Website and app data records:
++++++

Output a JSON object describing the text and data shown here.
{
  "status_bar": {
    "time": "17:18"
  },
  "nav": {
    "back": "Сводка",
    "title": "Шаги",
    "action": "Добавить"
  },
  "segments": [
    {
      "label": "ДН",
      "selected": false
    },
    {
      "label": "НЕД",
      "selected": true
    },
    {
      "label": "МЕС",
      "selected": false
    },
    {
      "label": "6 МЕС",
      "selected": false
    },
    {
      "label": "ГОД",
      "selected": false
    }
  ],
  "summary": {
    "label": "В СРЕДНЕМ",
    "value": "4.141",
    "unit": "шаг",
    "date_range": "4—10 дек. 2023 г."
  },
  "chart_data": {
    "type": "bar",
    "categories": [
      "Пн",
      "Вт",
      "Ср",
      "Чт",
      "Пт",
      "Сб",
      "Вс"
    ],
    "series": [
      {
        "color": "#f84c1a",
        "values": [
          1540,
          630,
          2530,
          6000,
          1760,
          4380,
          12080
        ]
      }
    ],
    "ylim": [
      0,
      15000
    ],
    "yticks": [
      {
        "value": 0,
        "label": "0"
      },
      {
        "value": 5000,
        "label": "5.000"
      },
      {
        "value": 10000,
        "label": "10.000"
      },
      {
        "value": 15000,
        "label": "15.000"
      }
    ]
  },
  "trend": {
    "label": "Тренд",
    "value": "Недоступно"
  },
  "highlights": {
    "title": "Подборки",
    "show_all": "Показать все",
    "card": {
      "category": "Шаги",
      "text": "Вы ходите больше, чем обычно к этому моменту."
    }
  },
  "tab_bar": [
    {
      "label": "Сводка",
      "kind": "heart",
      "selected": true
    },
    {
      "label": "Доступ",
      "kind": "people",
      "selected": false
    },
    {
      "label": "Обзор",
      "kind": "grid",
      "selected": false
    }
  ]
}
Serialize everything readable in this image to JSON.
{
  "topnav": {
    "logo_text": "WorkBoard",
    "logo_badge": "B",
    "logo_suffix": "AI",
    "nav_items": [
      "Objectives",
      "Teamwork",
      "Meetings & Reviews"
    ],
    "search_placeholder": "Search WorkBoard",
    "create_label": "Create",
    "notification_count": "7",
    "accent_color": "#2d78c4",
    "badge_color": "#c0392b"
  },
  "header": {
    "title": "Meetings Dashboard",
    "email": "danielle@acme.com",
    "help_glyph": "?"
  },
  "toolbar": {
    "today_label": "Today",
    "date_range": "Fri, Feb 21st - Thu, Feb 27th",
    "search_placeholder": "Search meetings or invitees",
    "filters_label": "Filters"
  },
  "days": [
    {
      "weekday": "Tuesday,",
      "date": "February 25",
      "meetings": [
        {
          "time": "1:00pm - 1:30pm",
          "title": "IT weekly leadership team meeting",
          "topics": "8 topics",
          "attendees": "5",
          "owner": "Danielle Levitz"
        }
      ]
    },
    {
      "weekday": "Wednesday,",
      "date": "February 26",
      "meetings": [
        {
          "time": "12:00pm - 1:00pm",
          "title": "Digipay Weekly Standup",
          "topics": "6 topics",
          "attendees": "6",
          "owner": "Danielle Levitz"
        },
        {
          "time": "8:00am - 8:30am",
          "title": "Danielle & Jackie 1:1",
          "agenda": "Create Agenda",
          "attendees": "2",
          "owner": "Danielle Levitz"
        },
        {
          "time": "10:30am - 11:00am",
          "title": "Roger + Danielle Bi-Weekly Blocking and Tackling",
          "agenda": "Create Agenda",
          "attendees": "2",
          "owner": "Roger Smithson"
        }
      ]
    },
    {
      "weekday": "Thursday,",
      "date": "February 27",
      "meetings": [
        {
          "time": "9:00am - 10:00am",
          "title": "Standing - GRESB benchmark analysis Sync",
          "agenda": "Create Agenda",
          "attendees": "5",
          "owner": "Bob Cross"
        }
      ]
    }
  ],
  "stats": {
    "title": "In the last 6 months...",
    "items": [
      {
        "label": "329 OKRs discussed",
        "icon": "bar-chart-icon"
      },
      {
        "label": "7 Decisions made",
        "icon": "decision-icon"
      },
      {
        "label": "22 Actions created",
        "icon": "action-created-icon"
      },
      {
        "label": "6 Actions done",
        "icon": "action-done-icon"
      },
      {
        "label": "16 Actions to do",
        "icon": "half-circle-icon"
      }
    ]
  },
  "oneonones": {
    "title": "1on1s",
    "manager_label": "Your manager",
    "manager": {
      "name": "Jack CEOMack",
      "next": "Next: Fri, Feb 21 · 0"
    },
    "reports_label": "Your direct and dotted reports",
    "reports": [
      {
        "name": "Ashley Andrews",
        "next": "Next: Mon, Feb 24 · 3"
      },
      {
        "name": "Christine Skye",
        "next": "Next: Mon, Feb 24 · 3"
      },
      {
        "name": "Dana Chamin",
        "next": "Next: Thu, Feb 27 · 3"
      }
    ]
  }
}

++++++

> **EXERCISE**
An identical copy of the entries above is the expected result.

> **RESULT**
Output a JSON object describing the text and data shown here.
{
  "status_bar": {
    "time": "17:18"
  },
  "nav": {
    "back": "Сводка",
    "title": "Шаги",
    "action": "Добавить"
  },
  "segments": [
    {
      "label": "ДН",
      "selected": false
    },
    {
      "label": "НЕД",
      "selected": true
    },
    {
      "label": "МЕС",
      "selected": false
    },
    {
      "label": "6 МЕС",
      "selected": false
    },
    {
      "label": "ГОД",
      "selected": false
    }
  ],
  "summary": {
    "label": "В СРЕДНЕМ",
    "value": "4.141",
    "unit": "шаг",
    "date_range": "4—10 дек. 2023 г."
  },
  "chart_data": {
    "type": "bar",
    "categories": [
      "Пн",
      "Вт",
      "Ср",
      "Чт",
      "Пт",
      "Сб",
      "Вс"
    ],
    "series": [
      {
        "color": "#f84c1a",
        "values": [
          1540,
          630,
          2530,
          6000,
          1760,
          4380,
          12080
        ]
      }
    ],
    "ylim": [
      0,
      15000
    ],
    "yticks": [
      {
        "value": 0,
        "label": "0"
      },
      {
        "value": 5000,
        "label": "5.000"
      },
      {
        "value": 10000,
        "label": "10.000"
      },
      {
        "value": 15000,
        "label": "15.000"
      }
    ]
  },
  "trend": {
    "label": "Тренд",
    "value": "Недоступно"
  },
  "highlights": {
    "title": "Подборки",
    "show_all": "Показать все",
    "card": {
      "category": "Шаги",
      "text": "Вы ходите больше, чем обычно к этому моменту."
    }
  },
  "tab_bar": [
    {
      "label": "Сводка",
      "kind": "heart",
      "selected": true
    },
    {
      "label": "Доступ",
      "kind": "people",
      "selected": false
    },
    {
      "label": "Обзор",
      "kind": "grid",
      "selected": false
    }
  ]
}
Serialize everything readable in this image to JSON.
{
  "topnav": {
    "logo_text": "WorkBoard",
    "logo_badge": "B",
    "logo_suffix": "AI",
    "nav_items": [
      "Objectives",
      "Teamwork",
      "Meetings & Reviews"
    ],
    "search_placeholder": "Search WorkBoard",
    "create_label": "Create",
    "notification_count": "7",
    "accent_color": "#2d78c4",
    "badge_color": "#c0392b"
  },
  "header": {
    "title": "Meetings Dashboard",
    "email": "danielle@acme.com",
    "help_glyph": "?"
  },
  "toolbar": {
    "today_label": "Today",
    "date_range": "Fri, Feb 21st - Thu, Feb 27th",
    "search_placeholder": "Search meetings or invitees",
    "filters_label": "Filters"
  },
  "days": [
    {
      "weekday": "Tuesday,",
      "date": "February 25",
      "meetings": [
        {
          "time": "1:00pm - 1:30pm",
          "title": "IT weekly leadership team meeting",
          "topics": "8 topics",
          "attendees": "5",
          "owner": "Danielle Levitz"
        }
      ]
    },
    {
      "weekday": "Wednesday,",
      "date": "February 26",
      "meetings": [
        {
          "time": "12:00pm - 1:00pm",
          "title": "Digipay Weekly Standup",
          "topics": "6 topics",
          "attendees": "6",
          "owner": "Danielle Levitz"
        },
        {
          "time": "8:00am - 8:30am",
          "title": "Danielle & Jackie 1:1",
          "agenda": "Create Agenda",
          "attendees": "2",
          "owner": "Danielle Levitz"
        },
        {
          "time": "10:30am - 11:00am",
          "title": "Roger + Danielle Bi-Weekly Blocking and Tackling",
          "agenda": "Create Agenda",
          "attendees": "2",
          "owner": "Roger Smithson"
        }
      ]
    },
    {
      "weekday": "Thursday,",
      "date": "February 27",
      "meetings": [
        {
          "time": "9:00am - 10:00am",
          "title": "Standing - GRESB benchmark analysis Sync",
          "agenda": "Create Agenda",
          "attendees": "5",
          "owner": "Bob Cross"
        }
      ]
    }
  ],
  "stats": {
    "title": "In the last 6 months...",
    "items": [
      {
        "label": "329 OKRs discussed",
        "icon": "bar-chart-icon"
      },
      {
        "label": "7 Decisions made",
        "icon": "decision-icon"
      },
      {
        "label": "22 Actions created",
        "icon": "action-created-icon"
      },
      {
        "label": "6 Actions done",
        "icon": "action-done-icon"
      },
      {
        "label": "16 Actions to do",
        "icon": "half-circle-icon"
      }
    ]
  },
  "oneonones": {
    "title": "1on1s",
    "manager_label": "Your manager",
    "manager": {
      "name": "Jack CEOMack",
      "next": "Next: Fri, Feb 21 · 0"
    },
    "reports_label": "Your direct and dotted reports",
    "reports": [
      {
        "name": "Ashley Andrews",
        "next": "Next: Mon, Feb 24 · 3"
      },
      {
        "name": "Christine Skye",
        "next": "Next: Mon, Feb 24 · 3"
      },
      {
        "name": "Dana Chamin",
        "next": "Next: Thu, Feb 27 · 3"
      }
    ]
  }
}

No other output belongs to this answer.